• Display Vs and Vr on the Oscilloscope with Channel 1 and 2 respectively. Set the Scope
to trigger on a positive slope for Channel 1. Make sure that both channels have Zero
Offset (in other words, ground potential will be in the middle of the screen).

• Adjust the frequency of the Function Generator until Vs and Vr are in phase (exactly the
same zero crossings).

• Record this frequency as fo in the middle row of Table 1.

Measured Calculated
Frequency Vs ∠Vs Vr ∠Vr Vt ∠Vt Is Zs Vr+Vt Rs+jXs
xfo Hz volts degrees volts degrees volts degrees mA ohms volts ohms
0.5fo 0
fo 0
2fo 0

Table 1: Experimental and Calculated Data

• Using the Math function of the Oscilloscope, display Ch1 – Ch2 (that is, Vt = Vs – Vr).

• Set the oscilloscope to perform the following measurements and record them in the
middle row of Table 1:

- measure the voltage magnitude, Vr, in RMS

- measure the phase angle of Vr with respect to Vs
- measure the voltage magnitude, Vt, in RMS
- measure the phase angle of Vt with respect to Vs
• Use experimental data to make the following calculations and record them in the middle
row of Table 1:

- calculate the current in this series circuit by Ohm’s Law:

Ir = Vr/(1 K-Ohm) mA
- calculate the total impedance of the circuit by Voltage Divider:
Zs = (1 K-Ohm)*Vs/Vr K-Ohm
- verify KVL by adding the two phasors, Vr + Vt = Vs: **VECTOR ADDITION**
[Vr cos (angVr) + Vt cos (angVt)] + j [Vr sin (angVr) + Vt sin (angVt)]
- calculate the rectangular form of Zs, Rs + jXs:
Rs = Zs cos(angZr) where angZr = -angVr
Xs = Zs sin(angZr)

• Take a screen capture from the oscilloscope showing the three waveforms, Vs, Vr, Vt.

• Change the frequency of the Function Generator to be 0.5*fo. Repeat the measurements
and calculations above to fill in the first line of Table 1.

• Change the frequency of the Function Generator to be 2*fo. Repeat the measurements
and calculations above to fill in the last line of Table 1.


• Given Vs is a Phasor of 5 Volts RMS and 0 degrees of Phase Angle (chosen as the
reference phasor), find Vr as a phasor based on the nominal impedances of the circuit and
the frequency of excitation. Fill in Table 2 with the results.

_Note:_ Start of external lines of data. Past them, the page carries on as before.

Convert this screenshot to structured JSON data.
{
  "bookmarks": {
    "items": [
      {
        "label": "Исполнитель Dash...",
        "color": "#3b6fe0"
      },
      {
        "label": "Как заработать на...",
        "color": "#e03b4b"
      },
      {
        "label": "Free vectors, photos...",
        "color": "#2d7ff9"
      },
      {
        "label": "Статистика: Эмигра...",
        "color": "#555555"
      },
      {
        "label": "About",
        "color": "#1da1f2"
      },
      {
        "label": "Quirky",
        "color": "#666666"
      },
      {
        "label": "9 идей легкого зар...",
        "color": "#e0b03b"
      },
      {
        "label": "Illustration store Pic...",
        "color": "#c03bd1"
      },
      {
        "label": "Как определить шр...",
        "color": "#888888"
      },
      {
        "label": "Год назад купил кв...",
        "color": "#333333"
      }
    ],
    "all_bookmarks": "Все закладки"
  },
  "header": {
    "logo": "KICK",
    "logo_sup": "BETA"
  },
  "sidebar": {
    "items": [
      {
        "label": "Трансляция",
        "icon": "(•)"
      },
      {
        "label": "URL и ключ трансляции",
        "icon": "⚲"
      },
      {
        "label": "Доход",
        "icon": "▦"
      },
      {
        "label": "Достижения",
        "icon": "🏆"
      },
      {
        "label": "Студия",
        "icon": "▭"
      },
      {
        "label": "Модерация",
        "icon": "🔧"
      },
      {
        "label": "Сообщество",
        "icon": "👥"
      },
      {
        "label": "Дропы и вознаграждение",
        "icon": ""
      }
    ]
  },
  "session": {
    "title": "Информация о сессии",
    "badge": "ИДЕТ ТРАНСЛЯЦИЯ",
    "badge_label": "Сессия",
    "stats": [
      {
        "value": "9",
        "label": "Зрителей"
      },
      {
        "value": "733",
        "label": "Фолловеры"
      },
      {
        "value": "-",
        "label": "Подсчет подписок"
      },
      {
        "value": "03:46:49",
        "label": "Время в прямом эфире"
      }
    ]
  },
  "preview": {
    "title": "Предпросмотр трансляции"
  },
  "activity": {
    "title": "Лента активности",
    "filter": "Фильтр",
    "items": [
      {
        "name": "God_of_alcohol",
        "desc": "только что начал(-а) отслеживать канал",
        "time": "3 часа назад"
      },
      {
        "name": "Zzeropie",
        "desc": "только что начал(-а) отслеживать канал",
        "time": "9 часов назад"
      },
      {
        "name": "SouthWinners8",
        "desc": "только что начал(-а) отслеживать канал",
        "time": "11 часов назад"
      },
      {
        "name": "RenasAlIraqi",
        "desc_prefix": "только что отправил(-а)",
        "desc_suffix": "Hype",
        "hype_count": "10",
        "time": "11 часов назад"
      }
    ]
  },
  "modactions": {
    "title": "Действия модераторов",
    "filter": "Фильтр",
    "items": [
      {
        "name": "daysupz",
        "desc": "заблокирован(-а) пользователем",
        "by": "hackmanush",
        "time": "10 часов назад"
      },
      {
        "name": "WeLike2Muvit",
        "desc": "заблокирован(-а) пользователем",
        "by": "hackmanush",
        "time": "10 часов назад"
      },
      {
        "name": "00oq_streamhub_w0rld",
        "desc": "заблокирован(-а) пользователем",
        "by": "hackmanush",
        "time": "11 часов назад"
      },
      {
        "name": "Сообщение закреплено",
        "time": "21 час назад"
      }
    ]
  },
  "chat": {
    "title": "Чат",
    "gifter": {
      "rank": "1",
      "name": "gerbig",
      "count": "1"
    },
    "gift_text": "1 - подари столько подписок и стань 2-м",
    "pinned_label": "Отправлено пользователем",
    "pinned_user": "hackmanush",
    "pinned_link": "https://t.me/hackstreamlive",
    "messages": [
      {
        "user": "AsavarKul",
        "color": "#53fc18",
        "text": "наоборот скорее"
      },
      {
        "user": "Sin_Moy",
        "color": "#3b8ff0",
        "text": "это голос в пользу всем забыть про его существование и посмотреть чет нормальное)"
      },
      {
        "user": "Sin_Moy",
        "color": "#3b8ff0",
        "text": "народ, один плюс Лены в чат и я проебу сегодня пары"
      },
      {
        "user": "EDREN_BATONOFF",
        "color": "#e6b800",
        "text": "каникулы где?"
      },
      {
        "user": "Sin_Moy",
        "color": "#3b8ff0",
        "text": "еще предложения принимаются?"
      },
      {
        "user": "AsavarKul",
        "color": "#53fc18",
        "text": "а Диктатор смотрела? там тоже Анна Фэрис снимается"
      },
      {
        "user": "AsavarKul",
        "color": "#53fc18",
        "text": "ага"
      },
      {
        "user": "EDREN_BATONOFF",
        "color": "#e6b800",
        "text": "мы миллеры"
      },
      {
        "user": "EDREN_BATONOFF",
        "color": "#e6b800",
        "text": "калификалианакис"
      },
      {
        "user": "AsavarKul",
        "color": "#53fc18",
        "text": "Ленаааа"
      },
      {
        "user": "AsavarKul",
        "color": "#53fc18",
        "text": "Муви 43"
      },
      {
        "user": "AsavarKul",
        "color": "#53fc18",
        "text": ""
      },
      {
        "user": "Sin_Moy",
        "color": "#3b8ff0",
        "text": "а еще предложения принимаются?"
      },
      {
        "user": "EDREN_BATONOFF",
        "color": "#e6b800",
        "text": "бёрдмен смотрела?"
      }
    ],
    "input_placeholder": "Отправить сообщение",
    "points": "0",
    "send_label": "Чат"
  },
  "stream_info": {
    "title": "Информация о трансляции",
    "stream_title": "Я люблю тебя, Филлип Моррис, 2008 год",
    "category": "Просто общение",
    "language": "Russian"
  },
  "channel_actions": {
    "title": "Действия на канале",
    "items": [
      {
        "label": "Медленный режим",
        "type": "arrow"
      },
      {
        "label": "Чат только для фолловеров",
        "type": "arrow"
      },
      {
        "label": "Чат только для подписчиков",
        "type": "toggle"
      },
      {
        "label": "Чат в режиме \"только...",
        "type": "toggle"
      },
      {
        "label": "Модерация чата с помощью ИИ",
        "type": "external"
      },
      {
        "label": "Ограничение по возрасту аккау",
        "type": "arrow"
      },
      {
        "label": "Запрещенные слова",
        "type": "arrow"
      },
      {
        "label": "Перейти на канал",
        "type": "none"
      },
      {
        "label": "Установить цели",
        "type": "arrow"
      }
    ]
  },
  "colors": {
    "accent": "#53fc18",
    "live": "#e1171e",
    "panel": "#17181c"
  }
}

Rs = Rload + Rinductor
Xs = XL + Xc = 2 (f)L - 1/[2 (f)C]
Zs = Rs + j Xs = (Rs2 + Xs2)1/2
/_Zs = atan(Xs/Rs)
Vr = (Zr/Zs)*Vs
Frequency Vs Rs Xs Zs /_ Zs Vr
0.5 fo 5 /_0 Vrms
fo 5 /_0 Vrms
2 fo 5 /_0 Vrms

Table 2: Calculated Resistor Voltage


• Perform an AC sweep analysis of the circuit for Figure 1. In PSPICE Schematics use the
VAC model as the voltage source, settting Vmag to 5 Volts. Once the circuit is built, go
to ANALYSIS on the menu bar and select SETUP. Enable AC SWEEP ANALYSIS and
set it to sweep from 100 Hz to 700 Hz with 100 data points.
• Attach plot of resistor voltage for a frequency range from 0.5fo to 2fo


Normal conclusions based on the expermental process. Make sure to compare your calculated
and experimental values of Vr.


Show all of the calculations for 0.5 fo to complete Tables 1 and 2.